HARLAN ELLISON “Cold Friend.” First published in Galaxy SF, October 1973. Reprinted in The Best from Galaxy, Volume II, edited anonymously by Ejler Jakobsson. Collected in Approaching Oblivion: Road Signs on the Treadmill Toward Tomorrow (Walker, hardcover, 1974).

   A man who has died on cancer wakes up and finds that except for a chunk of land surrounding the hospital in Hanover, New Hampshire, perhaps only three blocks in radius, the rest of the world has disappeared. Electricity is still on, and food is always stocked in the stores. At the edge of his world, things dangle from underneath, cables, water linesand the like.

   He is the only one there, except at first strange barbarians from all eras from Earth’s past, who ride through then vanish over the edge. Until, finally, a young girl from Boston shows up. She is very pale and is wearing only a translucent dress. She is also very cold to the touch. She claims to have been responsible for the situation they are in, but Eugene Harrison (that’s his name), is not so sure.

   There is a little more to the story, but not a lot. (I have glossed over the finer details.) Readers who want solid endings to their reading matter may not like this one, but it’s told in such a way, — as if Eugene Harrison is telling us his story in words an ordinary person would use (or if Harlan Ellison, in proxy, was leaving an audio recording for us to listen to) — you may not mind at all either.

PostScript: You may be able to discern from the cover of Galaxy SF above that this was a special issue, the 23rd Anniversary issue, with quite a few name authors in it. If I’d bought this issue from the newsstand, and I probably did, I might have been disappointed. One chunk of 50 pages is the first part of a serial by James White (“The Dream Millennium”), and another chunk of almost 70 pages is the end of a serial by Arthur C. Clarke (“Rendezvous with Rama”).

   That’s 120 pages of a 180 page magazine.
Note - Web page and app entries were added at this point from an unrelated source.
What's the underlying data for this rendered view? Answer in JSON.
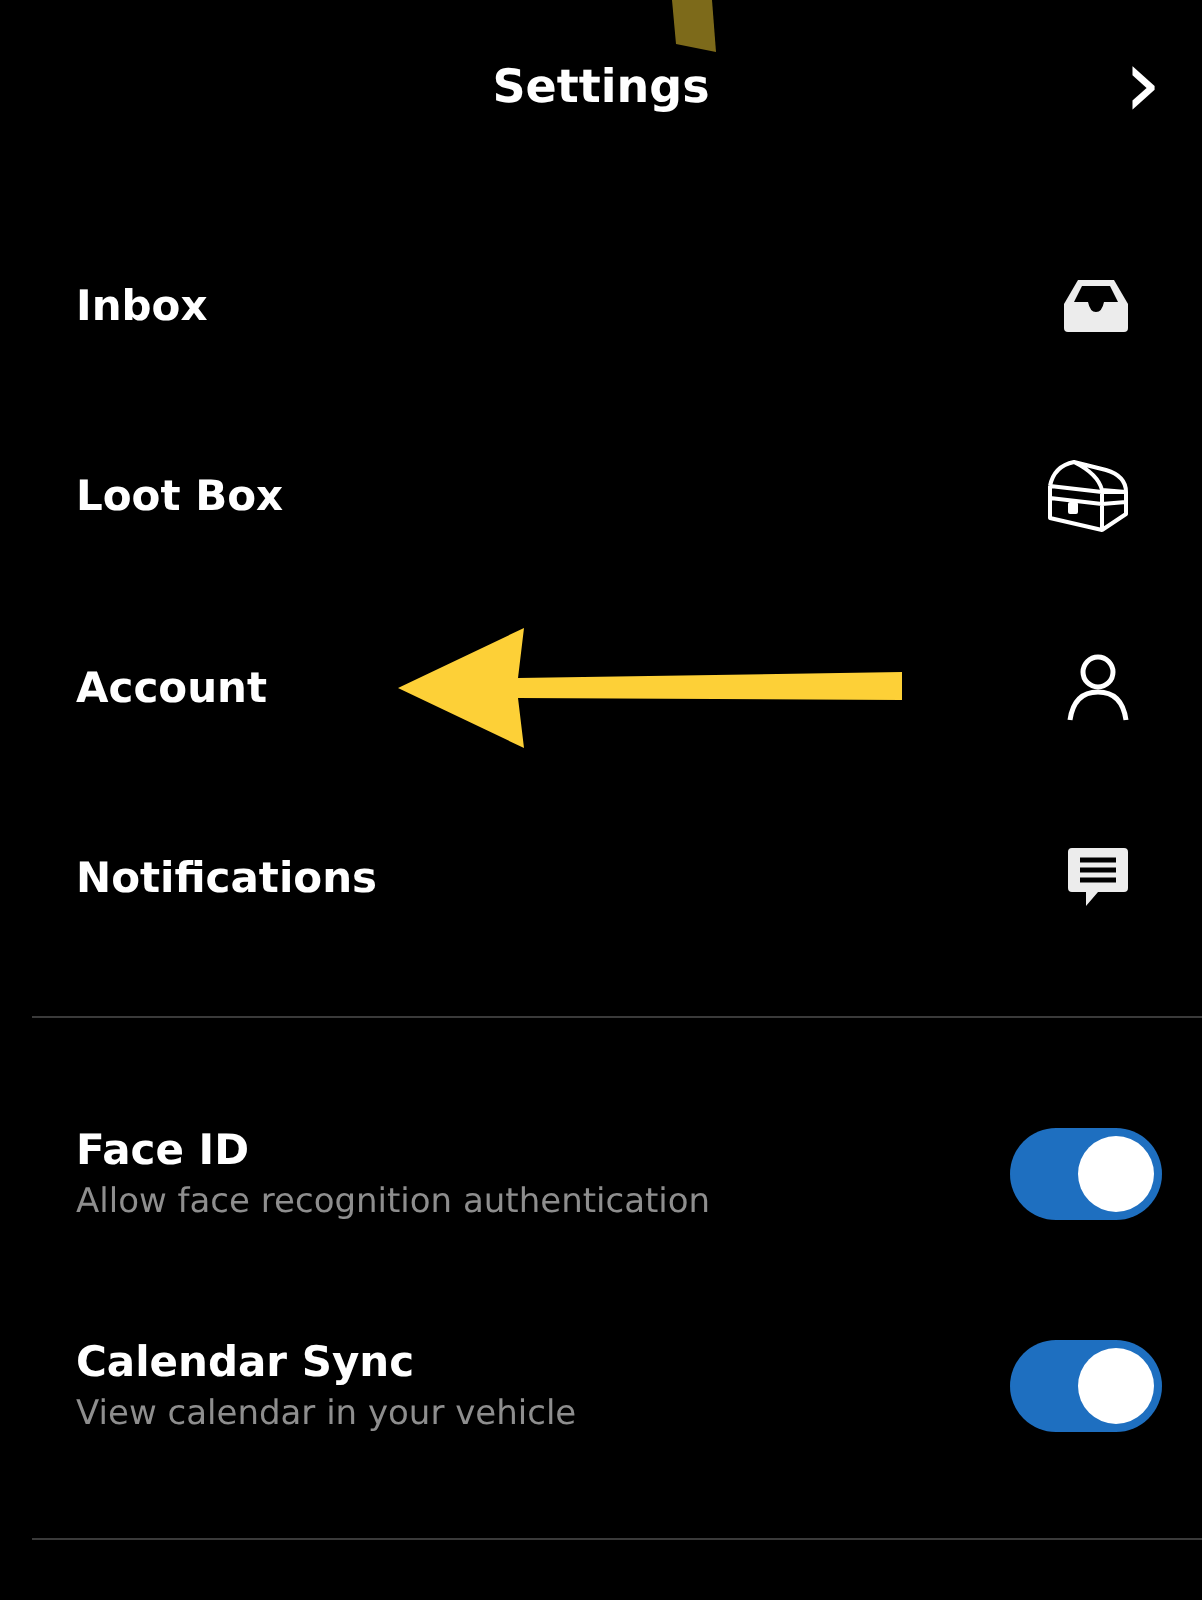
{
  "header": {
    "title": "Settings",
    "forward_glyph": "›"
  },
  "menu": [
    {
      "label": "Inbox",
      "kind": "inbox",
      "arrow_annotation": false
    },
    {
      "label": "Loot Box",
      "kind": "chest",
      "arrow_annotation": false
    },
    {
      "label": "Account",
      "kind": "person",
      "arrow_annotation": true
    },
    {
      "label": "Notifications",
      "kind": "message",
      "arrow_annotation": false
    }
  ],
  "toggles": [
    {
      "label": "Face ID",
      "description": "Allow face recognition authentication",
      "on": true
    },
    {
      "label": "Calendar Sync",
      "description": "View calendar in your vehicle",
      "on": true
    }
  ]
}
This leaves space for only a one page poem by Ray Bradbury, and three short stories. The other two are by Theodore Sturgeon and Ursula K. LeGuin. If you skip the serial installments, that’s not a lot of reading for 75 cents.